> **THE TASK**
The records should be copied out again with no alteration.
DATA PROVIDED Start Marker
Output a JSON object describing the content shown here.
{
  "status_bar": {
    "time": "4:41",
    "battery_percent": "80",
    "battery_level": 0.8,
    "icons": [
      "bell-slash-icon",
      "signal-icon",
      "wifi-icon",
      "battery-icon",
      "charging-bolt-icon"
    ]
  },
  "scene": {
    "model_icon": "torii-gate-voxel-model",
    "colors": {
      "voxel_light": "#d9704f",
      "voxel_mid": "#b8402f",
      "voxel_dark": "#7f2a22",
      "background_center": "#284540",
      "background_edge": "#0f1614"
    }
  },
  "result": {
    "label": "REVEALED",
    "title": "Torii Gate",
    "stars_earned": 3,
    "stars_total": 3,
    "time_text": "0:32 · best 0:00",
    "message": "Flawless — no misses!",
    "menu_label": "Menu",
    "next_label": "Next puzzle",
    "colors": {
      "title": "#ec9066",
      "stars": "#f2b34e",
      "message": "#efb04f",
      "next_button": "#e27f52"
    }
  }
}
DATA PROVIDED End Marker
> **PROBLEM SOLUTION**
Output a JSON object describing the content shown here.
{
  "status_bar": {
    "time": "4:41",
    "battery_percent": "80",
    "battery_level": 0.8,
    "icons": [
      "bell-slash-icon",
      "signal-icon",
      "wifi-icon",
      "battery-icon",
      "charging-bolt-icon"
    ]
  },
  "scene": {
    "model_icon": "torii-gate-voxel-model",
    "colors": {
      "voxel_light": "#d9704f",
      "voxel_mid": "#b8402f",
      "voxel_dark": "#7f2a22",
      "background_center": "#284540",
      "background_edge": "#0f1614"
    }
  },
  "result": {
    "label": "REVEALED",
    "title": "Torii Gate",
    "stars_earned": 3,
    "stars_total": 3,
    "time_text": "0:32 · best 0:00",
    "message": "Flawless — no misses!",
    "menu_label": "Menu",
    "next_label": "Next puzzle",
    "colors": {
      "title": "#ec9066",
      "stars": "#f2b34e",
      "message": "#efb04f",
      "next_button": "#e27f52"
    }
  }
}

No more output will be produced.